*TASK DIRECTIONS*:
Please copy each line in the records below that contains the string "true".
(PROVIDED INFORMATION begins)
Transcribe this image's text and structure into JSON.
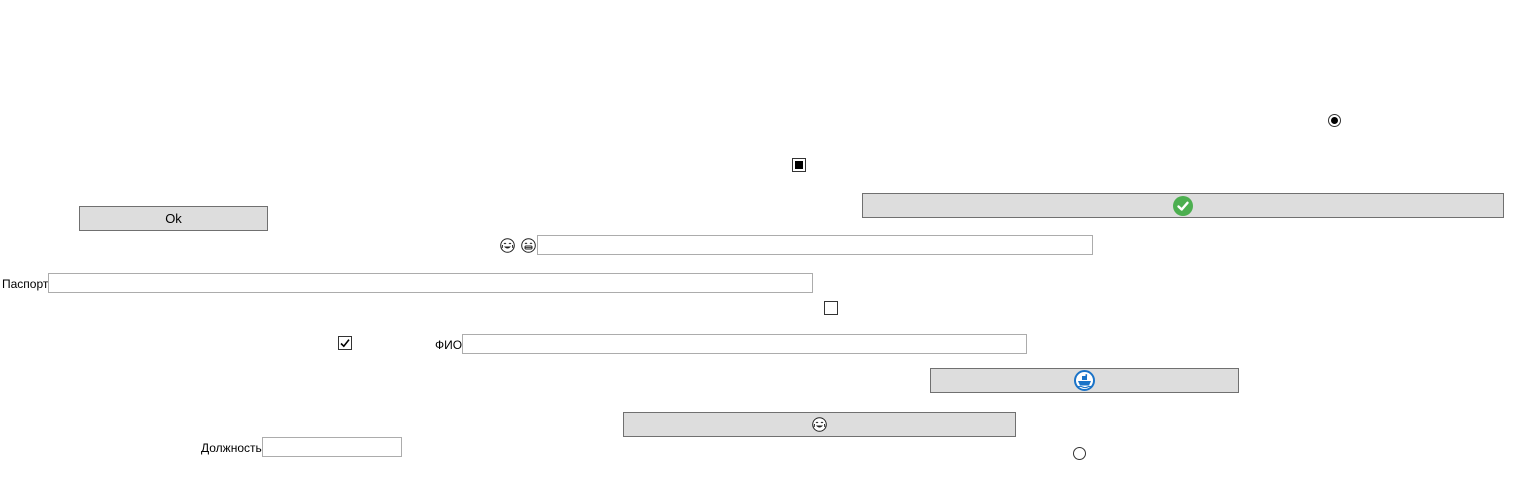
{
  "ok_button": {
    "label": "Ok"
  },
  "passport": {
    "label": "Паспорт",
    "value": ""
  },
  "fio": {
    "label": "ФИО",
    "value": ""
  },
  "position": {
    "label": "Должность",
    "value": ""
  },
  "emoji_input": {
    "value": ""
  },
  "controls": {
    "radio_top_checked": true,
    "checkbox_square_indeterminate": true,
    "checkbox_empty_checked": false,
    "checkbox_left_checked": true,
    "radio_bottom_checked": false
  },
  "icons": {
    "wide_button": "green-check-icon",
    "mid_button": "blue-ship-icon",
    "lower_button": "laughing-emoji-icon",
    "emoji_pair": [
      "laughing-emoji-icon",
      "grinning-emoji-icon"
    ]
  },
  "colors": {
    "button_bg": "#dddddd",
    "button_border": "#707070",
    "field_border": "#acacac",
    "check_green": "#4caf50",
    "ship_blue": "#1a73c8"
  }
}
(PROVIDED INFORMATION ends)
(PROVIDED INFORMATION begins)
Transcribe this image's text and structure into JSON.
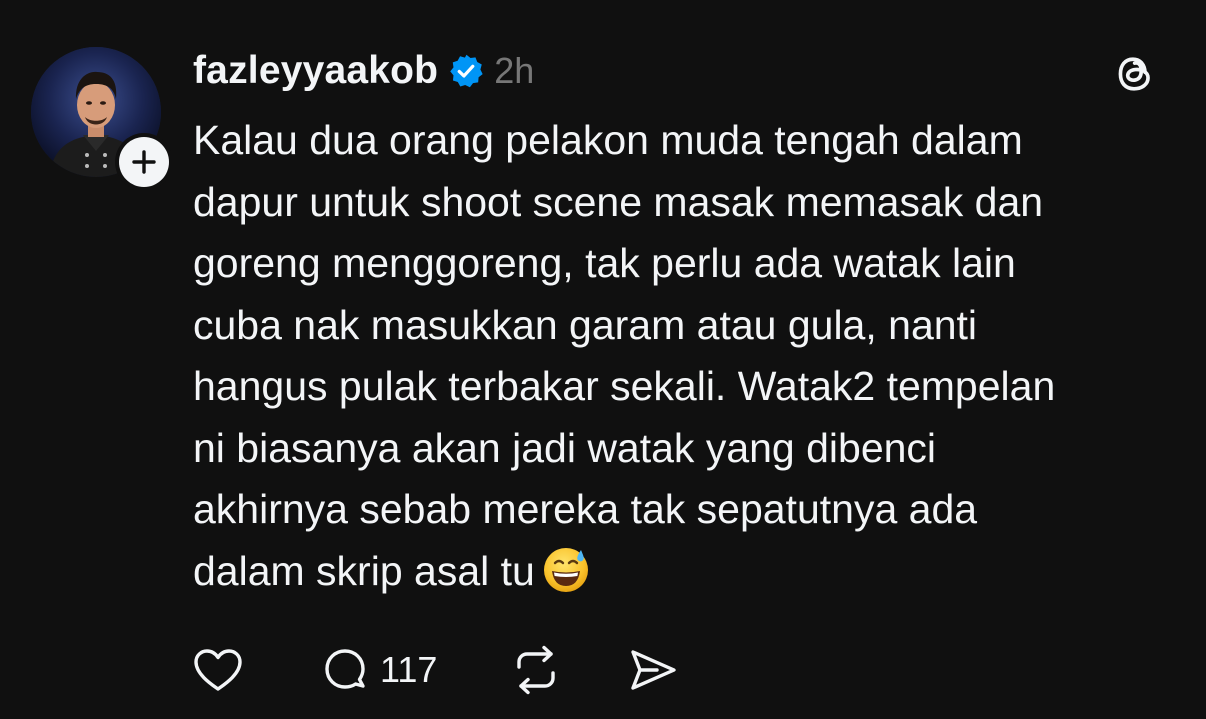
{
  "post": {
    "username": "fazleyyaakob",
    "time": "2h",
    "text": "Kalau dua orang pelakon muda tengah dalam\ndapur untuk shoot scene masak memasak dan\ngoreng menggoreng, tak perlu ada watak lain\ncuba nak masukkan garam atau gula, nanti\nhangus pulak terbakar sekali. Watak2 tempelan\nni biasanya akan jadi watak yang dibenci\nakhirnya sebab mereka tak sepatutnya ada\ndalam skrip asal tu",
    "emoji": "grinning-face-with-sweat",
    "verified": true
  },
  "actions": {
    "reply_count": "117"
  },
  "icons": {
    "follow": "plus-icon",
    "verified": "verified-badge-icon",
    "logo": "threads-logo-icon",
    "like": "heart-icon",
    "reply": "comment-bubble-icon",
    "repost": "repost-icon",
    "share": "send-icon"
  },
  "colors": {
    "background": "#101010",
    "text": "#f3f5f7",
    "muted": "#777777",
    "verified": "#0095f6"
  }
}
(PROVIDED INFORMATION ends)
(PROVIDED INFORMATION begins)
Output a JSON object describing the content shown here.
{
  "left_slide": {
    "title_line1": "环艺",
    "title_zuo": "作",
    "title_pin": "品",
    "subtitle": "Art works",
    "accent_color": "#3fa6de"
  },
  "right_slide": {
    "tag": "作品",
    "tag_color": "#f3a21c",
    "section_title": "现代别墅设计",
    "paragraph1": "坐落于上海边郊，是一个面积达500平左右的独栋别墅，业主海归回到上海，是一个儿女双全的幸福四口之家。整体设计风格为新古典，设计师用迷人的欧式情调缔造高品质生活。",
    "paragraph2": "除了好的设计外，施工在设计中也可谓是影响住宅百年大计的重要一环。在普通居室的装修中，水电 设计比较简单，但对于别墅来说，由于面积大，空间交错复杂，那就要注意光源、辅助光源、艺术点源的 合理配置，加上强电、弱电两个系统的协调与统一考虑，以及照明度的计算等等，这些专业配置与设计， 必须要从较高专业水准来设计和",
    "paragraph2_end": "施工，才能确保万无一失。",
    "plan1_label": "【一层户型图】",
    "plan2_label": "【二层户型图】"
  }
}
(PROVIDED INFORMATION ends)
*RESULT*:
    "radio_top_checked": true,
    "checkbox_square_indeterminate": true,
    "checkbox_left_checked": true,
    "verified": true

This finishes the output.